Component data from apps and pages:
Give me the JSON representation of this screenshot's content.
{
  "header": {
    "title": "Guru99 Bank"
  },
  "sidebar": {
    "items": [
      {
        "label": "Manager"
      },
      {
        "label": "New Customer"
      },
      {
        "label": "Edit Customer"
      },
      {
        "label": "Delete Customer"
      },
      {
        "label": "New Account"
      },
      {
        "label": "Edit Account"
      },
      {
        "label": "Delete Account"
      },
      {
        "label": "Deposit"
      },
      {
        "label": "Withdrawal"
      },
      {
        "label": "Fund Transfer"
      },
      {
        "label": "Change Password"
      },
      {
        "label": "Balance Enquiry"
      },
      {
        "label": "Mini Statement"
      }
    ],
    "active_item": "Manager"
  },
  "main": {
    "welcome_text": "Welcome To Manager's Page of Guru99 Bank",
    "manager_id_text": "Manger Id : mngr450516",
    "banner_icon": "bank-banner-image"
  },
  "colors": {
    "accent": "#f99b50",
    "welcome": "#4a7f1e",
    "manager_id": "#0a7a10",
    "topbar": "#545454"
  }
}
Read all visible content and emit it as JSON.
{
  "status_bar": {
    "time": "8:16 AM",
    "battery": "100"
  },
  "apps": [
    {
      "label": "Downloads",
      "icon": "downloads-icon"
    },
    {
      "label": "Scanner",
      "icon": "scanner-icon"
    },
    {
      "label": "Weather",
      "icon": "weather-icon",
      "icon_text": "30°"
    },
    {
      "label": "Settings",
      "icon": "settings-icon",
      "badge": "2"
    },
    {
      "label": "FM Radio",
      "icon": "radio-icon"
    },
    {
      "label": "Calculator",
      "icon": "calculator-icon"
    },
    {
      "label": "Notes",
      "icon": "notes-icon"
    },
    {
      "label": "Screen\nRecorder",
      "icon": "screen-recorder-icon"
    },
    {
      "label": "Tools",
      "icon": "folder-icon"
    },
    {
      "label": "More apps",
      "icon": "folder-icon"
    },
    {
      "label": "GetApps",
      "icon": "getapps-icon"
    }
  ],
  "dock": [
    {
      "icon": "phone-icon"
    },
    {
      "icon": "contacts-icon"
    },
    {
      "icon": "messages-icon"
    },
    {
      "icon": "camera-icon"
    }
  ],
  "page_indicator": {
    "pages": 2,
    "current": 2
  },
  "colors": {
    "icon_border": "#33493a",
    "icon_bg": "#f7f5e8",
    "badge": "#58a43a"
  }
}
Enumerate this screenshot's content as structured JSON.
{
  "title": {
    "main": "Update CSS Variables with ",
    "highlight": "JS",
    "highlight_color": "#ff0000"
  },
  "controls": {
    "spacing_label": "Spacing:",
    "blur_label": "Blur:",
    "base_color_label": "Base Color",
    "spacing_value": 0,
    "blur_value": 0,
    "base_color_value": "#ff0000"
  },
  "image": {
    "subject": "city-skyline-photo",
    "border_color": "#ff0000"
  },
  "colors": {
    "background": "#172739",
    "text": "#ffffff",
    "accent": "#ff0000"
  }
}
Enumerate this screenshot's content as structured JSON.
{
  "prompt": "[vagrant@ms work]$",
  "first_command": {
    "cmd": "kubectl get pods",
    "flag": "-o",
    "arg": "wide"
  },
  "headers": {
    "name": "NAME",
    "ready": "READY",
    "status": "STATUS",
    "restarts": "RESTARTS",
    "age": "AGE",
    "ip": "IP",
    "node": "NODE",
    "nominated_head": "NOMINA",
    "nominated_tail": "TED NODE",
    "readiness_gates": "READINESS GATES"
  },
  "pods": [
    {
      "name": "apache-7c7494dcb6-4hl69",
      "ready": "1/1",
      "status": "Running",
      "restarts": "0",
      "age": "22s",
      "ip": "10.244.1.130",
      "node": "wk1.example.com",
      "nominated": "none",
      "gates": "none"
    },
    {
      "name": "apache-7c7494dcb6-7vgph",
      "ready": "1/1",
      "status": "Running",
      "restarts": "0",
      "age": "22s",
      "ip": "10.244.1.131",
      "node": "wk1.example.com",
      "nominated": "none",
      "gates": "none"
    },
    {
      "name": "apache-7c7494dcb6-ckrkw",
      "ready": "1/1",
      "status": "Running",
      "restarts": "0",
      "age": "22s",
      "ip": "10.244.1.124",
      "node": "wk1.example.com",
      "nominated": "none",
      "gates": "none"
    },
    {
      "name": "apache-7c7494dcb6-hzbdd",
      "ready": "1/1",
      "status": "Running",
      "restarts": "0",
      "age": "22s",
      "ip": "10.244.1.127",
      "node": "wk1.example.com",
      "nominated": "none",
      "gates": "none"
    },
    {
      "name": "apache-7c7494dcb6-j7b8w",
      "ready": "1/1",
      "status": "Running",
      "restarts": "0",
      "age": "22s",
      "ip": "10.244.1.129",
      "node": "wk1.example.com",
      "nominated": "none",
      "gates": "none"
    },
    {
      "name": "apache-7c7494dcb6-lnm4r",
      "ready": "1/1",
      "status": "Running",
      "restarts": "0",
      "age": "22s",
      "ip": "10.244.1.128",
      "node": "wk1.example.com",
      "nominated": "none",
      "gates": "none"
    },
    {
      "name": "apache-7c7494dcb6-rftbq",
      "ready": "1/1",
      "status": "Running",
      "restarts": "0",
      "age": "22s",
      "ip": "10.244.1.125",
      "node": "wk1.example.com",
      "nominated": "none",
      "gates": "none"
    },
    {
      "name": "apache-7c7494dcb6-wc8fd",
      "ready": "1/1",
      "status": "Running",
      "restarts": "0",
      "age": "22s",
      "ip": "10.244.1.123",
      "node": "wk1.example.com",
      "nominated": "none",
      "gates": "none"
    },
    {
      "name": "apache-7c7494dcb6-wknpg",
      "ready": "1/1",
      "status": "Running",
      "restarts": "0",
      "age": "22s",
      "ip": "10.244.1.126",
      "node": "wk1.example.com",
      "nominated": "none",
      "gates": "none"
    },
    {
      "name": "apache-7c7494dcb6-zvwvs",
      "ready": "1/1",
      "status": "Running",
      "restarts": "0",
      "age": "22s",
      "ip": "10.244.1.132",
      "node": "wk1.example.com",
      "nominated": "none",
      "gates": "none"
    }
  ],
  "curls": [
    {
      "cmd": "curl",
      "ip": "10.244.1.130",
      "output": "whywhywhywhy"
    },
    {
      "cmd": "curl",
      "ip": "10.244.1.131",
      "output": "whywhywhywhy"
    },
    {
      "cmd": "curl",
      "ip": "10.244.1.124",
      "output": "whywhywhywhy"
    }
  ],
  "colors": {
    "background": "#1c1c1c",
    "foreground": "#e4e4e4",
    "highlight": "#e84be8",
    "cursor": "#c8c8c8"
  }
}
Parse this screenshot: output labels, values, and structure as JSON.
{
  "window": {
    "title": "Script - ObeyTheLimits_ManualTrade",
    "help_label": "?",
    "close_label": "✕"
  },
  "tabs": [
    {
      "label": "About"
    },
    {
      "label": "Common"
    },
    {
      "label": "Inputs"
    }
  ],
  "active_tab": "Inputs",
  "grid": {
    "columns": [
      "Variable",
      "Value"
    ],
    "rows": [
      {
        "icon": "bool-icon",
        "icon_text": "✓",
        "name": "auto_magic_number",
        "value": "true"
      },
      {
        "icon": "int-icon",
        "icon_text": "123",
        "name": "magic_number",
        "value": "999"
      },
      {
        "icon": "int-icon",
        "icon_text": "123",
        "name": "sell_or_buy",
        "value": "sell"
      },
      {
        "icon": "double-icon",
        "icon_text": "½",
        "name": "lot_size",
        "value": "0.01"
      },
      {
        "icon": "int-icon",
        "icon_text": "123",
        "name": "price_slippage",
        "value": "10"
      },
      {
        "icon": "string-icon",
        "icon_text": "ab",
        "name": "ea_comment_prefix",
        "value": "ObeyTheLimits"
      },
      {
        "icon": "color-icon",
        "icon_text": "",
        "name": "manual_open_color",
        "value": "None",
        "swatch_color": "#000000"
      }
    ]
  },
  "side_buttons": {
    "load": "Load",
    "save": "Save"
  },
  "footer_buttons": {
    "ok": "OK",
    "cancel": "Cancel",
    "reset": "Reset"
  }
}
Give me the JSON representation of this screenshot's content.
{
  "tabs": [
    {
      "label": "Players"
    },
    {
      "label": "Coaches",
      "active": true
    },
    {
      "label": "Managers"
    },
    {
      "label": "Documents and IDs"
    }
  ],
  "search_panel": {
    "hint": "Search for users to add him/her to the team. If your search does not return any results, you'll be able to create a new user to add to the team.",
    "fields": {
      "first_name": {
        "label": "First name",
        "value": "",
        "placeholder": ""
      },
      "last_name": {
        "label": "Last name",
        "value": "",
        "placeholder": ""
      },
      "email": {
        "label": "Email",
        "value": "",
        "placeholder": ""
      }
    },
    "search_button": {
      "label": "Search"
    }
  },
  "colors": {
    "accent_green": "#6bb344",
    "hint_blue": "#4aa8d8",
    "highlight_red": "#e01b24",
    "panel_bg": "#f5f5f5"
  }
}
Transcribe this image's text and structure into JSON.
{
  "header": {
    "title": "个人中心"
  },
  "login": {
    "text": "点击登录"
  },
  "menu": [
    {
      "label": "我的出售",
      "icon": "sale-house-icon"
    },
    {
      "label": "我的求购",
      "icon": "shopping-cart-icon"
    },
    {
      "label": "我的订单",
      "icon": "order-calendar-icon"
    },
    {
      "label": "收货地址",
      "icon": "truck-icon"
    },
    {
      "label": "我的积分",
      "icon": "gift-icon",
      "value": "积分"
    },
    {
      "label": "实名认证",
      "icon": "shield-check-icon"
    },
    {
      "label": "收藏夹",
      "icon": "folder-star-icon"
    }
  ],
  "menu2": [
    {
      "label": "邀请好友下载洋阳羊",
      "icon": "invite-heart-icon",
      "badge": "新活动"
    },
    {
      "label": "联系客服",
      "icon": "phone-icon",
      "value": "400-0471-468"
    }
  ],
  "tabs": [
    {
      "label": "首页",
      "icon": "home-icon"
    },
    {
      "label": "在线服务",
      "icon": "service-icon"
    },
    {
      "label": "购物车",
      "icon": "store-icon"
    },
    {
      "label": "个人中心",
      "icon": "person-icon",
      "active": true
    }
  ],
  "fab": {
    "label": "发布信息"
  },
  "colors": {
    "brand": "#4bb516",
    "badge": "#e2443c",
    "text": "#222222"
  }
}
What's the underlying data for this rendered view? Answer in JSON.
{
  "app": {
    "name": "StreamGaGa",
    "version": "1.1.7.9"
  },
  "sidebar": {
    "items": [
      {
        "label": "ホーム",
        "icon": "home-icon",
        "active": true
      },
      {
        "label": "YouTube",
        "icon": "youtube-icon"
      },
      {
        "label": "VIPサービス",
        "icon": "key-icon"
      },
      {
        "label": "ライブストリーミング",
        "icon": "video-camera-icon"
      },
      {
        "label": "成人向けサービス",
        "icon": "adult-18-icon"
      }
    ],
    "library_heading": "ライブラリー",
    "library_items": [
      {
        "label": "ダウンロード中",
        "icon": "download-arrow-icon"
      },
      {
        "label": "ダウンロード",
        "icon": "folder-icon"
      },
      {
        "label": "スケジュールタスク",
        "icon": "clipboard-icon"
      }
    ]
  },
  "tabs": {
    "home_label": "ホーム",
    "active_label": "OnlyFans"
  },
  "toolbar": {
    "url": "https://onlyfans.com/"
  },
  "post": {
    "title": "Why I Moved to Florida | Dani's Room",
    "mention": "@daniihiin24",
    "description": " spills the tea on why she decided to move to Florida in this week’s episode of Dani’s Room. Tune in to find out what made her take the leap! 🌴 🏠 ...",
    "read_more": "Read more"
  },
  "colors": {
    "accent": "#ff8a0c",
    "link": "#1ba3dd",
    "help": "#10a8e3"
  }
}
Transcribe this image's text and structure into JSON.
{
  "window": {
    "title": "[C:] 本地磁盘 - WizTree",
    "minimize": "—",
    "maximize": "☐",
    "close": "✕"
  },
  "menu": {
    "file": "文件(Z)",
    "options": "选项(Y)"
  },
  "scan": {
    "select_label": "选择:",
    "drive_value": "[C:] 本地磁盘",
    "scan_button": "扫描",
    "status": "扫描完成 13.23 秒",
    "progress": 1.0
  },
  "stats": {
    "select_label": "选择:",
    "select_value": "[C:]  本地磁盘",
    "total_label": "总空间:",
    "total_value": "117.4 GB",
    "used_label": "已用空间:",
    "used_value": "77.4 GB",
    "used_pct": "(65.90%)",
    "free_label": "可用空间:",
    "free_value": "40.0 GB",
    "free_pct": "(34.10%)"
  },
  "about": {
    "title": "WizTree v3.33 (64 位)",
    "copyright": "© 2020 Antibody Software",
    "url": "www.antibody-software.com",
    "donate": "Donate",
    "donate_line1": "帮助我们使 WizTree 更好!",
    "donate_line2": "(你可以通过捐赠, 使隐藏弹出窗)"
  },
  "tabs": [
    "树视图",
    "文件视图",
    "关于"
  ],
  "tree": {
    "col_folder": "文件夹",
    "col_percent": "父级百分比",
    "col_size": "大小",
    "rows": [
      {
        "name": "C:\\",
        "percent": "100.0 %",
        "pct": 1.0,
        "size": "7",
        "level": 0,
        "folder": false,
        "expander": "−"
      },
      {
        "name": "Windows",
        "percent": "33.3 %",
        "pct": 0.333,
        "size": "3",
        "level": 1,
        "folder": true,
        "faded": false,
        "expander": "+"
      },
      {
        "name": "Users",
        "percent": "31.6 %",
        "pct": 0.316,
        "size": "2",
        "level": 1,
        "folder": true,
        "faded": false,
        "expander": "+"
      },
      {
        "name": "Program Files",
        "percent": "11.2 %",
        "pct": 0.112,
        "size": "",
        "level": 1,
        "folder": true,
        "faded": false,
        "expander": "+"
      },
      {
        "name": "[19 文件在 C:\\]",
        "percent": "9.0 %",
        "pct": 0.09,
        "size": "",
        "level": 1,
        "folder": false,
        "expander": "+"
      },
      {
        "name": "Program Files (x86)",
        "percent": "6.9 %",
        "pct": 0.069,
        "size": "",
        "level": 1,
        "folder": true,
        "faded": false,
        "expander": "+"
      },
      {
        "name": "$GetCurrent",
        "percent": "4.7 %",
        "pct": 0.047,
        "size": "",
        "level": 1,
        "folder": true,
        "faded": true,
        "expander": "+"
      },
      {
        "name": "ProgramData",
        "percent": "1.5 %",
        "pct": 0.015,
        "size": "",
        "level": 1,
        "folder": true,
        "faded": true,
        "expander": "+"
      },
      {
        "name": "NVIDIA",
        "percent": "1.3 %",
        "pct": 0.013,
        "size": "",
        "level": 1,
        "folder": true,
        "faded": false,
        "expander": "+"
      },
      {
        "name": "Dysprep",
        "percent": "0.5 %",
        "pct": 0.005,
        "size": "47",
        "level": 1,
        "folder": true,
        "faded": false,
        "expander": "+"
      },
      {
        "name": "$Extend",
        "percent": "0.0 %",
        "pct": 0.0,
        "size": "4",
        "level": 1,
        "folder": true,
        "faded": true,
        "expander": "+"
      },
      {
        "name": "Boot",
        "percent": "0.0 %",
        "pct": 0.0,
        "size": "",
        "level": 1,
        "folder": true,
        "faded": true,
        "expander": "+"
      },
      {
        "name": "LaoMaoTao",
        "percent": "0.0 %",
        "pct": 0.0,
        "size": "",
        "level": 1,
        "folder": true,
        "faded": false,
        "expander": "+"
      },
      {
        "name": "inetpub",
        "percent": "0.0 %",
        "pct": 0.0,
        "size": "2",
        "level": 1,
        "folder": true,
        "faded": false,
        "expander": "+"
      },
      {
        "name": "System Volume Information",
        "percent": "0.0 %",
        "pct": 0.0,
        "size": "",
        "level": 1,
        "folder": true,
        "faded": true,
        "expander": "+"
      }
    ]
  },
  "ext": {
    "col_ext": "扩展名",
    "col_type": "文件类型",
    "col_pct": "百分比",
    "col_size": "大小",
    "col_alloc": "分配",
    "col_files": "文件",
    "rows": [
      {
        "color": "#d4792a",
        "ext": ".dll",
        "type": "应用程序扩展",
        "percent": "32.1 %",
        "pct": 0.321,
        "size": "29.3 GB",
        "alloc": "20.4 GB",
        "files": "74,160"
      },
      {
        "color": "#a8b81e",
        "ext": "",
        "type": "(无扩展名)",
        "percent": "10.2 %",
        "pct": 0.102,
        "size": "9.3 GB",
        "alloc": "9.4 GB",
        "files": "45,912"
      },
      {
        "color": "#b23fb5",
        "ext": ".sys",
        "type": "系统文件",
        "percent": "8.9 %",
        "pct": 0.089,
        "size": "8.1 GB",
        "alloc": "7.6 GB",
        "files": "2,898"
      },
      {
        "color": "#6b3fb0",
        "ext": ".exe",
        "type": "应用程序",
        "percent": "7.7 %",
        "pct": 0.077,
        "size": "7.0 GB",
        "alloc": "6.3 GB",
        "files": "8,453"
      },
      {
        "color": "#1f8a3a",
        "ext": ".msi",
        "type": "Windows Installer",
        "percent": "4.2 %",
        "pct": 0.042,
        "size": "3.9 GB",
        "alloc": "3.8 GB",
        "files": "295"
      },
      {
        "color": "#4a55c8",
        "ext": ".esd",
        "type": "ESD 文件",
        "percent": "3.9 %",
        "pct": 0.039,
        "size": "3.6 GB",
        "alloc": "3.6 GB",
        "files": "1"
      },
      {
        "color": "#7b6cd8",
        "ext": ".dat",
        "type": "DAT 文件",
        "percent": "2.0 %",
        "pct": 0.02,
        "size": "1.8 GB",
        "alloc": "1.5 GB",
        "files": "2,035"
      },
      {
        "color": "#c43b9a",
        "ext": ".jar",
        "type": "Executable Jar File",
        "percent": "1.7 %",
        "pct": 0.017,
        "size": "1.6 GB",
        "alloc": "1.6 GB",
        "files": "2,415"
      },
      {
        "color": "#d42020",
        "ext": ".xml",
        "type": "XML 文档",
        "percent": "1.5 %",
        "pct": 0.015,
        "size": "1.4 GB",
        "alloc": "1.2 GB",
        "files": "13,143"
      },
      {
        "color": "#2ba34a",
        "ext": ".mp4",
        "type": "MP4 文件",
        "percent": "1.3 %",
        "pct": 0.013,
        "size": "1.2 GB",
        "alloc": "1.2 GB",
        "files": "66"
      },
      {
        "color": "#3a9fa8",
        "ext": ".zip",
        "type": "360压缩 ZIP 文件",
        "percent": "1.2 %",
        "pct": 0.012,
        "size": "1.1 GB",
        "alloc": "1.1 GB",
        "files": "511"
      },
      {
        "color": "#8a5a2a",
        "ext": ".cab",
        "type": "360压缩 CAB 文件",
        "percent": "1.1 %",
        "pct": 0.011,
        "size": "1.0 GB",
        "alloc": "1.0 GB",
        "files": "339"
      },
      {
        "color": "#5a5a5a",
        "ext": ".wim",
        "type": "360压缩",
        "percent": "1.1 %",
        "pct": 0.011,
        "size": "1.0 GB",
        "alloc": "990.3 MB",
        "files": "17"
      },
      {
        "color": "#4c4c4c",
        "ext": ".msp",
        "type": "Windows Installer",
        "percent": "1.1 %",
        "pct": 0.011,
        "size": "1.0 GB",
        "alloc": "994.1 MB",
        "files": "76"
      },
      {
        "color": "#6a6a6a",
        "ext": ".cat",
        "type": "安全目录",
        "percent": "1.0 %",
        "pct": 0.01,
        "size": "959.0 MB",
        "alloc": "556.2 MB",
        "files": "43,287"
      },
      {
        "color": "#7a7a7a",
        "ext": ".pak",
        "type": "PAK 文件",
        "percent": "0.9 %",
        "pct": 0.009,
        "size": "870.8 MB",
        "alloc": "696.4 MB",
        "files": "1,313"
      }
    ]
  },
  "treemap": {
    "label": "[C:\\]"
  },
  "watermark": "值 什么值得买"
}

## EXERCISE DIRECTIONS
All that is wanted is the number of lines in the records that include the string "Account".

## OUTPUT FOR THIS TASK
3